The details are robust, but Rosetta’s orbital insertion (entry into orbit) will begin with a succession of triangular arcs (about 100km long), taking about 3-4 days to complete each one, with short thruster burns at each apex in order to redirect it toward/into each arc path to stay near the comet. The reason for this is due to the comet’s current speed and trajectory as it heads on its current path toward the Sun. Upon each triangular arc, Rosetta will be lowered closer to the comet’s surface until 67P/Churyumov–Gerasimenko captures the spacecraft with its gravity. Read more on today’s events HERE.

imageESA’s video “How To Orbit A Comet” provides a beautifully animated visual guide regarding the Rosetta mission timeline and series of events.

Philae’s mission is quite different. Rosetta will come within about 10km of the comet’s nucleus to deploy the lander in November 2014. It will take several hours to reach comet 67P/Churyumov–Gerasimenko’s surface due to the extremely low gravity. Landing gear will absorb the small amount of force when reaching the surface, and ice screws in the probe’s legs - accompanied with a harpoon system - will lock onto the comet’s surface for sustained stability. Simultaneously, a thruster on the top of the lander will force it down to counteract the impulse of the harpoon, which will result in a force exerted from the opposing direction. Once anchored to the comet, Philae will commence its main objectives, which comprise 10 science instruments, and can be read about in detail HERE.

image

Again, ESA provides a beautiful animation regarding this part of the mission (watch it here), showcasing 5 of the 10 instruments in action: CIVA, ROLIS, SD2, MUPUS and APXS.

imageArtist’s visualization of Philae’s rendezvous/landing on the comet’s surface. [source]

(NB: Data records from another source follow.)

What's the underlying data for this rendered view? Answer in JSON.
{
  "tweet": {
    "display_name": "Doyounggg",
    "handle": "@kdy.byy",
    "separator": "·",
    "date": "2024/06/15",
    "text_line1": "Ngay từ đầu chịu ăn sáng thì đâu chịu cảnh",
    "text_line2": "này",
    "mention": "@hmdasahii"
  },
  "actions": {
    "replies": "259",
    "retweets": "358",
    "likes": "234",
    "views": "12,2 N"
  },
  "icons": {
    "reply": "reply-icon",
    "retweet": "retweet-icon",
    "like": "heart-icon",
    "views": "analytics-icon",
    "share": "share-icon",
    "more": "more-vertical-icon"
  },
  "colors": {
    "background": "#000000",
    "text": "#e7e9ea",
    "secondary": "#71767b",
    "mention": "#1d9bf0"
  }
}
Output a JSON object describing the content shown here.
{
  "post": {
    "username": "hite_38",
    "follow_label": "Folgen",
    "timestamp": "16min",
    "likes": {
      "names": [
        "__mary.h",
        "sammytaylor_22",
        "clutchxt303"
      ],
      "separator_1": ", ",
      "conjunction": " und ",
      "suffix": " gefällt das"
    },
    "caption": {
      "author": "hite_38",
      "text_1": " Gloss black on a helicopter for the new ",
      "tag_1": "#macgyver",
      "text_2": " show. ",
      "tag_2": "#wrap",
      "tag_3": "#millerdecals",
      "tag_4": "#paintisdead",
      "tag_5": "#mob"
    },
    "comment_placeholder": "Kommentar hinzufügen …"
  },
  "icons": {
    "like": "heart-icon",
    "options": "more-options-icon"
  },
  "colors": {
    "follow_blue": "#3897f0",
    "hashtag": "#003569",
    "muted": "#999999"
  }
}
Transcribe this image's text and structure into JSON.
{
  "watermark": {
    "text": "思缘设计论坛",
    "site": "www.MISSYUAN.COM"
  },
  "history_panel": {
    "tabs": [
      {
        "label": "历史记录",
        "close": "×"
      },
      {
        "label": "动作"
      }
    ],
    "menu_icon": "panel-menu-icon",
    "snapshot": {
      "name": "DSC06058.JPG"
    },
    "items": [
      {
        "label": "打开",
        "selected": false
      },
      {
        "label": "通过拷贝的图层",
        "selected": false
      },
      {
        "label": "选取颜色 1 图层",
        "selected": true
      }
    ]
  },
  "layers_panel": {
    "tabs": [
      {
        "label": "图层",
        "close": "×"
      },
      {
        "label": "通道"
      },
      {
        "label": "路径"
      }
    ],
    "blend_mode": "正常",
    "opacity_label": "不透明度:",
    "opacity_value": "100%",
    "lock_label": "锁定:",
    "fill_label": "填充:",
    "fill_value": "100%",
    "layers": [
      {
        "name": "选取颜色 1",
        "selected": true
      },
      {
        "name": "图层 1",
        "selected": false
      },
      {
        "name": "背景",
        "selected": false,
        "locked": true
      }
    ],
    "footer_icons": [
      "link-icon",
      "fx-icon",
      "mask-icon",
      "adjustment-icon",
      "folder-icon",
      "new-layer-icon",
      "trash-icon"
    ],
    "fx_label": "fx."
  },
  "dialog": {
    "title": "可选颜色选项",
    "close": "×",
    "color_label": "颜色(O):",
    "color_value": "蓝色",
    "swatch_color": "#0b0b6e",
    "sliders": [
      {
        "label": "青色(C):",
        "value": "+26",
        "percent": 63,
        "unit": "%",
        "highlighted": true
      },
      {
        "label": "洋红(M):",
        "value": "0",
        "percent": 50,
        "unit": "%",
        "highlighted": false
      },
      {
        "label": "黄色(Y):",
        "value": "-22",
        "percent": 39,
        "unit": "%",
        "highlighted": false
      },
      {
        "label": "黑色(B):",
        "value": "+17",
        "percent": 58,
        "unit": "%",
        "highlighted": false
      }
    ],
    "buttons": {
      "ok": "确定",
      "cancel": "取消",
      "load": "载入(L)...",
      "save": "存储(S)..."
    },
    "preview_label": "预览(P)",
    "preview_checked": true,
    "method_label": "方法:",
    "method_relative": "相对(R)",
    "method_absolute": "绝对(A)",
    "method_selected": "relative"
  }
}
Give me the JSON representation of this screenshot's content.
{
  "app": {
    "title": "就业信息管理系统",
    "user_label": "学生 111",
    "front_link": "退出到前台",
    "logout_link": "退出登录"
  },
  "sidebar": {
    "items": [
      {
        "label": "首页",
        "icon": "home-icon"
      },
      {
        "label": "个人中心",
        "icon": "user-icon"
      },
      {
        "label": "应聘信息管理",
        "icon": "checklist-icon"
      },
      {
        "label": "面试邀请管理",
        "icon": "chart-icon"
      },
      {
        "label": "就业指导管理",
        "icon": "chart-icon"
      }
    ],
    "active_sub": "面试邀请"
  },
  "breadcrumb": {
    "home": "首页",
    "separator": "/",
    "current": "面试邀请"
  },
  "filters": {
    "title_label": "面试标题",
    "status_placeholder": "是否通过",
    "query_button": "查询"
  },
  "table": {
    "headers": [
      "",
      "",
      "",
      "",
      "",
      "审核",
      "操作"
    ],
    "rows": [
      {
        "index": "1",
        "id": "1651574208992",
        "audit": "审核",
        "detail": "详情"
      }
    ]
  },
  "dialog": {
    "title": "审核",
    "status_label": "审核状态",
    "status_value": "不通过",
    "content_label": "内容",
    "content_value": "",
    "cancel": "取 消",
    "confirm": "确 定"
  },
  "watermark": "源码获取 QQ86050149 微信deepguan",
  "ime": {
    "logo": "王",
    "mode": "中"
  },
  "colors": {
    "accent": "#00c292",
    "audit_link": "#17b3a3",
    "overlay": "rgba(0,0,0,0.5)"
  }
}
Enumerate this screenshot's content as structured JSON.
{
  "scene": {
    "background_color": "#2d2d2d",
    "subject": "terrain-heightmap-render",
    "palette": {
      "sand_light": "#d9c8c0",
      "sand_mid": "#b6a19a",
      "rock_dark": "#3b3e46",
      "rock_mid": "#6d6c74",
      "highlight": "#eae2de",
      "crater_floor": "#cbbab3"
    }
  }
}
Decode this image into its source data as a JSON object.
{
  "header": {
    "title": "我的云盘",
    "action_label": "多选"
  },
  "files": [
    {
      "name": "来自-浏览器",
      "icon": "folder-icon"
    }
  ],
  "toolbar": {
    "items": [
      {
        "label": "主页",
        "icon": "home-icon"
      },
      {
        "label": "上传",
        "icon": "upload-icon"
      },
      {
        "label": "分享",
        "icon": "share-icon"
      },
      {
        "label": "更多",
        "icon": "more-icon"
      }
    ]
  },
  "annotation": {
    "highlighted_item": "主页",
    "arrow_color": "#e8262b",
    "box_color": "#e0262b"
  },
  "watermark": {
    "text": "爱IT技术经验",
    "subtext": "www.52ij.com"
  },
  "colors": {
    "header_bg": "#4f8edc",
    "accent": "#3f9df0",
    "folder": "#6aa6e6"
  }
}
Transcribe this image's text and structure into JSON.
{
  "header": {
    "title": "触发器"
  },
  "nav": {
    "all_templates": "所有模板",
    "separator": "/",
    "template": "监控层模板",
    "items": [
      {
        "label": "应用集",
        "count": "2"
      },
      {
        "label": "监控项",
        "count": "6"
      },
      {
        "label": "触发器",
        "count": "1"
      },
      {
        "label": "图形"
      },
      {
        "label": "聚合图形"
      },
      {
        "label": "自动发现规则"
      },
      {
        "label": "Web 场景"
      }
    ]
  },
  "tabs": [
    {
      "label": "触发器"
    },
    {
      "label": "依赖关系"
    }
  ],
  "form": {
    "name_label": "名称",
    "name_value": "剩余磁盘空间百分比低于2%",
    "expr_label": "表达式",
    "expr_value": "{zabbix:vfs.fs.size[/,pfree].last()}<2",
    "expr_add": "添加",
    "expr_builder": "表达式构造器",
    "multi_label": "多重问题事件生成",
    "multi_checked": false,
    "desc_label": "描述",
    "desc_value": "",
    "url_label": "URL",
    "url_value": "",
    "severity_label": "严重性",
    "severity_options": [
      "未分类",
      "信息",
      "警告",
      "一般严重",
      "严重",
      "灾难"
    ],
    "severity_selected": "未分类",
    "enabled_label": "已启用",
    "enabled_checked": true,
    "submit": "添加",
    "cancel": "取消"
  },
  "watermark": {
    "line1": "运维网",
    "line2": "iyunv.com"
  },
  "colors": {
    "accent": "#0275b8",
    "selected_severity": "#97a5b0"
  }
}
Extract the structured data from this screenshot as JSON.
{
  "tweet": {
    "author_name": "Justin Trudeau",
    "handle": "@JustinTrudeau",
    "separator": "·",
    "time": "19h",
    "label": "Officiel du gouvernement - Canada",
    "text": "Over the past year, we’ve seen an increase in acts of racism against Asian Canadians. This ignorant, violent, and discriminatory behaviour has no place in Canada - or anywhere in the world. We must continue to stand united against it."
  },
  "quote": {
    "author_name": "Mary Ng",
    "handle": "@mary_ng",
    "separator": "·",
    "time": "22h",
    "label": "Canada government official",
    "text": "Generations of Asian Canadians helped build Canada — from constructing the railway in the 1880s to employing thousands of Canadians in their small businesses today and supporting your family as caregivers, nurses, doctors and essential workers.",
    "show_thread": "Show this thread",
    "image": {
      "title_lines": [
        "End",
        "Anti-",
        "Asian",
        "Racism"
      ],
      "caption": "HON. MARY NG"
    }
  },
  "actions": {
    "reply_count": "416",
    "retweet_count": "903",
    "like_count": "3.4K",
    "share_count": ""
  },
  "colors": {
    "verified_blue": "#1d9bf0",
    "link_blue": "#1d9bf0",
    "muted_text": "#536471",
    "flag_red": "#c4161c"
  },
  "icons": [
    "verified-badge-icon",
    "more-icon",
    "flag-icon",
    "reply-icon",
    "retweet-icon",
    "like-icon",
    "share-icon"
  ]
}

This magnificent series of robotic maneuvers happens today, and you can follow along beginning at 8:00 GMT [10:00 CEST] via the link below :)

imageRosetta mission timeline/overview [source]

Keep up with Rosetta via @ESA, andjoin the livestream event at 8:00 GMT [10:00 CEST]!

imageimageStay curious.

scienceyoucanlove

scienceyoucanlove:

Today I would like to put a spotlight on the amazing wildlife photographer Marina Cano! 

Below is a statement from her website

'I’m a  wildlife photographer, based in Cantabria, in the North of Spain. I’ve been taking pictures since I was a teenager. My work has been published around the world and have won international awards.

In 2009 I’ve published my book, Cabárceno, with the pictures I’ve took for three years in the largest park of wildlife in Europe, with the same name.

In December 2012 I published my second book: Drama & Intimacy, a carefully selection from the pictures I took in South Africa, Kenya, England and Cabarceno. I’ve also made exhibitions in Cape Town, London, Spain… Currently I’m shooting wildlife in Africa, and I’m amazed with the beauty I’ve found everywhere.’

you can follow her on facebook or twitter 

and see more of her gorgeous photography here